accesskey - The accesskey attribute sets the stage for people that are going to use the keyboard to navigate your site, or perhaps have a limited command set to work from.  This attribute enables people to use keyboard shortcuts to access form elements for their ease and convenience.  I recommend using this tag in your forms in general, though I strongly urge you to add accesskey to any form elements that a disabled user might be looking to use.

Moving forward, let’s discuss the <noscript> tag.  Whenever you have a Javascript effect on your site, consider whether there would be a problem if there were no Javascript enabled.  As a matter of fact, go to your site, turn off Javascript in the options and try navigating.  If your site topples like a house of cards, you need to re-work your Javascript.  I currently work for a company whose previous web-person didn’t account for people with no Javascript.  The corporate site is totally unnavigable without Javascript.  This is bad.  This is really bad.

Ensure that your scripts degrade gracefully.  If you have elements that are hidden from the user until the Javascript function is triggered, what happens if scripts are disabled?  I always run a special function at the end of the page that hides the elements I want hidden.  What this translates to is, if you have scripts disabled, the page displays everything.  The failsafe for my scripts is usability.

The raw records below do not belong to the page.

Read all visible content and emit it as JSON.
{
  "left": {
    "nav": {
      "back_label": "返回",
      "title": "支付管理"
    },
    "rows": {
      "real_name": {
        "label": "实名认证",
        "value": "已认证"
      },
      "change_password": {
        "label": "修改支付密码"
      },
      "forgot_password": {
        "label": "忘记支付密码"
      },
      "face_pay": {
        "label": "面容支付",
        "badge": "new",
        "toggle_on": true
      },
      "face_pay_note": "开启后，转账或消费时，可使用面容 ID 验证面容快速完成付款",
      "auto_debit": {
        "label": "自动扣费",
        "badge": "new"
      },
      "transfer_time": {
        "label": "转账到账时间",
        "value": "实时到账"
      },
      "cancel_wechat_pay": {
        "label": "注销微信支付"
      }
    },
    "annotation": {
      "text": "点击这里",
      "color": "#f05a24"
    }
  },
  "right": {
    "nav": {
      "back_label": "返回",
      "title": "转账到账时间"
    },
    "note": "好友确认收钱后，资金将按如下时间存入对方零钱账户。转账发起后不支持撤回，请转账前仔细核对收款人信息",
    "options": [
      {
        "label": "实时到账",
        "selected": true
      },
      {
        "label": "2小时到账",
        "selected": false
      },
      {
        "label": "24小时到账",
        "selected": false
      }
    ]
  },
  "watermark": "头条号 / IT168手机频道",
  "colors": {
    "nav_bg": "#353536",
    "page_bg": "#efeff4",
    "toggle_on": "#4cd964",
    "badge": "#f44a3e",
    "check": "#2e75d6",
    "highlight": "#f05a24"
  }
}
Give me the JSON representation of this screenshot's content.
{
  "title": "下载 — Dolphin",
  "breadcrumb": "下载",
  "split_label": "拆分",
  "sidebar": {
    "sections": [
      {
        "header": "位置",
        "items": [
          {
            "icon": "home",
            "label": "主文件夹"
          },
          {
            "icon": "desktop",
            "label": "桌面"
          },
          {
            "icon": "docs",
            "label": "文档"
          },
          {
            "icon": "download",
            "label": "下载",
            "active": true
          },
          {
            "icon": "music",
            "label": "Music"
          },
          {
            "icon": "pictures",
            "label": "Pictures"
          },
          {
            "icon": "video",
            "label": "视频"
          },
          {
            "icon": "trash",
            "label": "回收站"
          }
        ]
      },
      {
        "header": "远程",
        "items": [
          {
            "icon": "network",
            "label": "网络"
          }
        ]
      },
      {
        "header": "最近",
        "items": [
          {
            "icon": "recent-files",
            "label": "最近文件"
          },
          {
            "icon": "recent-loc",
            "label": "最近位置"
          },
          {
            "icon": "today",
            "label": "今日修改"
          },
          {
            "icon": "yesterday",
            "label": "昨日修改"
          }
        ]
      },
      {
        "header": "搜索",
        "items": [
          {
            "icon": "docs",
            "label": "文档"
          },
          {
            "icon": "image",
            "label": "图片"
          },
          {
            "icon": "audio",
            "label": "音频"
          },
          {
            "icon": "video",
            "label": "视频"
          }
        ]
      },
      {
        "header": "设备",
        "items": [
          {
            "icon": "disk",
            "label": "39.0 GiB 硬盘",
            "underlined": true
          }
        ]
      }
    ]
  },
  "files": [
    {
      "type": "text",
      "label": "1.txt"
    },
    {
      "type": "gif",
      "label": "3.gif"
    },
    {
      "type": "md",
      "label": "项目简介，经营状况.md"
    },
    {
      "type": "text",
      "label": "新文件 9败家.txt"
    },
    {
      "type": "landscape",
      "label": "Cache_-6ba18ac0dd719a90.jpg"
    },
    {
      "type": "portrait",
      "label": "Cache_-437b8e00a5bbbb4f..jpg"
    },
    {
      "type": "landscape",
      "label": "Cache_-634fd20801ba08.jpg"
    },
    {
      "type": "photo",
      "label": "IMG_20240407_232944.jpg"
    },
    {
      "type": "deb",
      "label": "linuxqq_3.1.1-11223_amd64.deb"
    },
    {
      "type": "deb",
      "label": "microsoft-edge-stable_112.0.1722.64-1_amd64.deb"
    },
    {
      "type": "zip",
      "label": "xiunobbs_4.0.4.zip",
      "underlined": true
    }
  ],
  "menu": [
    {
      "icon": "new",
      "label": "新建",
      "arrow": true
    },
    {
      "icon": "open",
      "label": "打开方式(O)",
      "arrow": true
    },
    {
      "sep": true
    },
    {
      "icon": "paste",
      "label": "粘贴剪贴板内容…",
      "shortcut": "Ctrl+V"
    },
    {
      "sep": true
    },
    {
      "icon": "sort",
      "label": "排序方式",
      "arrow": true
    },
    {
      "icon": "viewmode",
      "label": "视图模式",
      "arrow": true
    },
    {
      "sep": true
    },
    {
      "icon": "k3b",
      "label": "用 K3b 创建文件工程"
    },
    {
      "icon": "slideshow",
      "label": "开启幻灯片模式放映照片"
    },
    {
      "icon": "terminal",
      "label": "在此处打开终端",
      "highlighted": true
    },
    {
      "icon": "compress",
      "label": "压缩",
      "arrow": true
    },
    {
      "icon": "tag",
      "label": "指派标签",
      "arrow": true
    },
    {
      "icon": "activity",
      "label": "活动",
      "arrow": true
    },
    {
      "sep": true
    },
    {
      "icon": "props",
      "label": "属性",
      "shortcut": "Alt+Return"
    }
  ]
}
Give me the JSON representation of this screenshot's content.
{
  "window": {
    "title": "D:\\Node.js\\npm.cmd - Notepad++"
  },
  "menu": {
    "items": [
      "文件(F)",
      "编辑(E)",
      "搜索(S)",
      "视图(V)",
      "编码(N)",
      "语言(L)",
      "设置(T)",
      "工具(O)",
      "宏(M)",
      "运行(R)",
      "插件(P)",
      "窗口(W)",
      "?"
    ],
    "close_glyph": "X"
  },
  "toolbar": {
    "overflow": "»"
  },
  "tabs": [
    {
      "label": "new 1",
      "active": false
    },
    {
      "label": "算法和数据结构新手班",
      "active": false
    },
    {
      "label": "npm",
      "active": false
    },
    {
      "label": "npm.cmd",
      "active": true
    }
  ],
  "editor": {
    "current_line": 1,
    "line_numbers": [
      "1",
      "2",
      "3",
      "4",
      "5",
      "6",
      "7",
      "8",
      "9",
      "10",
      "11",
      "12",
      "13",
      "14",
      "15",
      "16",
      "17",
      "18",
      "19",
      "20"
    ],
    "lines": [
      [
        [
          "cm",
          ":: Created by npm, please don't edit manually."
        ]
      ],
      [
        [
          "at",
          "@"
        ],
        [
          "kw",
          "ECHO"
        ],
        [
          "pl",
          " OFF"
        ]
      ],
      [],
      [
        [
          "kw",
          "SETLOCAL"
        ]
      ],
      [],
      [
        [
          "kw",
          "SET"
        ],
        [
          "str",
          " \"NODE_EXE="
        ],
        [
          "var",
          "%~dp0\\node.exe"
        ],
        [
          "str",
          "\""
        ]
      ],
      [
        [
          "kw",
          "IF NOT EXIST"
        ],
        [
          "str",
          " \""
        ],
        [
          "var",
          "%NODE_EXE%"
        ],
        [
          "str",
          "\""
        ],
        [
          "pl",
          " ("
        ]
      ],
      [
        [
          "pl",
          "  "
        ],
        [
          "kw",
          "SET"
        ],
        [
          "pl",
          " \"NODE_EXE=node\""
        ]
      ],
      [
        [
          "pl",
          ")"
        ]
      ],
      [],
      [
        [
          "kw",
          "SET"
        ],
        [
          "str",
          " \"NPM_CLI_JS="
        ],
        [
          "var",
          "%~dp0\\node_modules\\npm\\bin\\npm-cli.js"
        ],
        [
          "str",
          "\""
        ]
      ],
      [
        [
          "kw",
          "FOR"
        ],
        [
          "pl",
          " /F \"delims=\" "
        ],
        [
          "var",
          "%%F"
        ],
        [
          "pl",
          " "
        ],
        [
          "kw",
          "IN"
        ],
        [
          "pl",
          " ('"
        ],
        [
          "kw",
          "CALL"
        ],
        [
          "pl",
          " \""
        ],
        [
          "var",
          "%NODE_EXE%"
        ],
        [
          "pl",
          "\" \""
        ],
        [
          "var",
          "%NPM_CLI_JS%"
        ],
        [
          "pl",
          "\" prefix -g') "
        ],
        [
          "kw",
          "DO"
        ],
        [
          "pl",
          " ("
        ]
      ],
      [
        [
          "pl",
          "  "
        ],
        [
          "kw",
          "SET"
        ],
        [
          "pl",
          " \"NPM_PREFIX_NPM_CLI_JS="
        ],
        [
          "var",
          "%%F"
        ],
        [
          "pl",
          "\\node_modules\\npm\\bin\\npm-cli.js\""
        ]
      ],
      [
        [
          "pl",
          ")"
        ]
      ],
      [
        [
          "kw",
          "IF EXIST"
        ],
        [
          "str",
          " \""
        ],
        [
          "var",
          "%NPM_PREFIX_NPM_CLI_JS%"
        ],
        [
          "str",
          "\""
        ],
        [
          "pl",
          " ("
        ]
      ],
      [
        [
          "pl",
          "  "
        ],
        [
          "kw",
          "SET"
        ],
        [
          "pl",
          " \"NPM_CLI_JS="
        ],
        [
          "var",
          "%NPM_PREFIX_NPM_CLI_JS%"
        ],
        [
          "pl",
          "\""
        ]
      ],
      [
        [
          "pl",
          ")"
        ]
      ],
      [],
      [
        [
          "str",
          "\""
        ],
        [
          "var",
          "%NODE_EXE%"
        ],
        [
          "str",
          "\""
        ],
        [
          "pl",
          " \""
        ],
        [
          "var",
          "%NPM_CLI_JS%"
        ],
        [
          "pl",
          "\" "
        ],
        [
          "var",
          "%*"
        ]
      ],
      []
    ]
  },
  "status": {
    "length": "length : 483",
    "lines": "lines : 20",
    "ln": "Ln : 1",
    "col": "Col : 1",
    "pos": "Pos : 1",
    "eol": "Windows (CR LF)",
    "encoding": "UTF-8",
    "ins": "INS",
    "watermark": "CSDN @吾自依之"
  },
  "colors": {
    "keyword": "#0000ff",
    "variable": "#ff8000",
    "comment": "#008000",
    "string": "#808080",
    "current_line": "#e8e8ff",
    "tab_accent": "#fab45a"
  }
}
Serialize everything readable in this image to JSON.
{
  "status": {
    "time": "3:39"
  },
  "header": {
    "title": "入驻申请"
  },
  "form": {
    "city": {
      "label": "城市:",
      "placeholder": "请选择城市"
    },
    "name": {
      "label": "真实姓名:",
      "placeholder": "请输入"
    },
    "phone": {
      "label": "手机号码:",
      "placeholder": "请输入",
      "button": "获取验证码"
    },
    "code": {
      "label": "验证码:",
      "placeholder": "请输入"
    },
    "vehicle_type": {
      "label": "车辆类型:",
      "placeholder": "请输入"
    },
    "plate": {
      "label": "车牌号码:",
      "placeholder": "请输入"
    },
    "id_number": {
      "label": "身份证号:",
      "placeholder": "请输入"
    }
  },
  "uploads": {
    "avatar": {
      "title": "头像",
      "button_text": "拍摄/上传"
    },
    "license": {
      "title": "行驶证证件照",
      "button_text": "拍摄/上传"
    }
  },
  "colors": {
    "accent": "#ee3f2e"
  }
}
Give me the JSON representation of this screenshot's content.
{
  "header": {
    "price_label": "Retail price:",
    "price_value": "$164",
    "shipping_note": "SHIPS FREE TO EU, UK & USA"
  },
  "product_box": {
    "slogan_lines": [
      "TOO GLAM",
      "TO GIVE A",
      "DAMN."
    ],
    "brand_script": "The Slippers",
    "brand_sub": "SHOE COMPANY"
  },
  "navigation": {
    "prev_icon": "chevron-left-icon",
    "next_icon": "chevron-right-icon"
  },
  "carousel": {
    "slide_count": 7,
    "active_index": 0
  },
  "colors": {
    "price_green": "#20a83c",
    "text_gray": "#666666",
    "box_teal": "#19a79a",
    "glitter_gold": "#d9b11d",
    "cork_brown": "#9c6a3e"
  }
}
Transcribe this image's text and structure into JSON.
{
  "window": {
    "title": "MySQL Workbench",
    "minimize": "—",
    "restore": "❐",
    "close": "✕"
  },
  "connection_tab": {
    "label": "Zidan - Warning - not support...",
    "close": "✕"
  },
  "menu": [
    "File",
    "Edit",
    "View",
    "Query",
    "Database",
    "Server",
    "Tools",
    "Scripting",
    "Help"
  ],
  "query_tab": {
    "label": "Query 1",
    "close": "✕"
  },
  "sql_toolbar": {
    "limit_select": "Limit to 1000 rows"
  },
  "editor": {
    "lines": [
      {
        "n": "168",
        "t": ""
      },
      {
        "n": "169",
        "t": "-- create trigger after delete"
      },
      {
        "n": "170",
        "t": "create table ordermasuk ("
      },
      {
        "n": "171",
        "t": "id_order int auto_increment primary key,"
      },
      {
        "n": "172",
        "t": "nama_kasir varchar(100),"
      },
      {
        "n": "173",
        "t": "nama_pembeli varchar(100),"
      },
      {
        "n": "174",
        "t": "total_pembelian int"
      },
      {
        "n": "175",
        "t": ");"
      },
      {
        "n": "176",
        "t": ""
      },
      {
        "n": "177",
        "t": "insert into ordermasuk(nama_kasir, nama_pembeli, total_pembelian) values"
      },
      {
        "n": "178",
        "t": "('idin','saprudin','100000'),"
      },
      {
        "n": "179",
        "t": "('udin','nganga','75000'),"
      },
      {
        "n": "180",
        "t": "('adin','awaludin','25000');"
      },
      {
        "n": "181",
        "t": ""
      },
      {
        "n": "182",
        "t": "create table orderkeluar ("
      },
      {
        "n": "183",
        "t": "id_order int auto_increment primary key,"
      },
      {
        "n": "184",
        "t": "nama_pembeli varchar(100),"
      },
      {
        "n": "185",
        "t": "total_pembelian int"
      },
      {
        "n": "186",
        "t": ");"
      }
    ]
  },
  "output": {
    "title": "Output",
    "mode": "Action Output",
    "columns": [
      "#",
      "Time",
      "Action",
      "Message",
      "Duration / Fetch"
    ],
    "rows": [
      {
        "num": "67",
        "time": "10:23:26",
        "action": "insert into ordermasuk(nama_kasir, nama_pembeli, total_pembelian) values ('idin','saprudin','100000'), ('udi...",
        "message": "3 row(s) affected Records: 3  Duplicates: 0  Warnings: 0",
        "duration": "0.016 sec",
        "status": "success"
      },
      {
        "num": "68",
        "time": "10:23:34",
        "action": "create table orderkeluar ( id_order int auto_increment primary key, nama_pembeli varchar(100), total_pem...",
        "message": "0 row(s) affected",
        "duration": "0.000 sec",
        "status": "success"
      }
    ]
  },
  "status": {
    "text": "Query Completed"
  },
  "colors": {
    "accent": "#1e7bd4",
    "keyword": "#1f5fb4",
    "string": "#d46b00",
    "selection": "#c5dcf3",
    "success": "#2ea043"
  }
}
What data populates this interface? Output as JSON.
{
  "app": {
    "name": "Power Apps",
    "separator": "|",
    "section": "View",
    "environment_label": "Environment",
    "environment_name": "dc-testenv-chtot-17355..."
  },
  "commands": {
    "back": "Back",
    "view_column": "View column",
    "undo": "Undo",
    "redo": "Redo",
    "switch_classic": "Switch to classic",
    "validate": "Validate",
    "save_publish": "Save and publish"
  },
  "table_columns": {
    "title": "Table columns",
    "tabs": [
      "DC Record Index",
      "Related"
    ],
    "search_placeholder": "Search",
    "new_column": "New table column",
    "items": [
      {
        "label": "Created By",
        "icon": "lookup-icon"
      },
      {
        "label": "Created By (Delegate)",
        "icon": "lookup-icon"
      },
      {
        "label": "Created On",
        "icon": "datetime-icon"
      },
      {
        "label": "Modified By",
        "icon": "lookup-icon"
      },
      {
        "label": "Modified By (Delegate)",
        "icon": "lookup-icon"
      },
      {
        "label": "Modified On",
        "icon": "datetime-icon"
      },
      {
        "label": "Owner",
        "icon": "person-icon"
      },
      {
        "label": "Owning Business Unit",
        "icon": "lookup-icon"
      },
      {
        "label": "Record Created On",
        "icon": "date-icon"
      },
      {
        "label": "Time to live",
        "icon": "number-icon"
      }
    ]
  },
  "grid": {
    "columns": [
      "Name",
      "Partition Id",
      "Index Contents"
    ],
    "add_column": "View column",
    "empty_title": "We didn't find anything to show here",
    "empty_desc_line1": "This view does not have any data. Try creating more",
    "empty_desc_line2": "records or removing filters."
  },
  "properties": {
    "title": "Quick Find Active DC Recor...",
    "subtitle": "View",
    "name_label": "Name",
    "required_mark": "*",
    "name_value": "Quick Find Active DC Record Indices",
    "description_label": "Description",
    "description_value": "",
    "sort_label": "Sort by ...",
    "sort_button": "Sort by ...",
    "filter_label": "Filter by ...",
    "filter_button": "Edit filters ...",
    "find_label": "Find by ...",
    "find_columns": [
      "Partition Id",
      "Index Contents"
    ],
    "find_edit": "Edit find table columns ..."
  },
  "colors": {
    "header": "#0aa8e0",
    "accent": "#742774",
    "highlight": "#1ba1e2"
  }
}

This brings us back to Lynx.  Don’t think that I had forgotten.  I browse my sites using Lynx.  I do this so that I can see what happens when nothing is viewable but text.  Lynx doesn’t even give any particular kind of formatting.  Pages are just a long string of words.  If you can open your site like this and still find everything easily you have successfully made your site accessible.  If your page looks like an amorphous mess then you have some work to do.

Now, go forth and make the web a more usable place.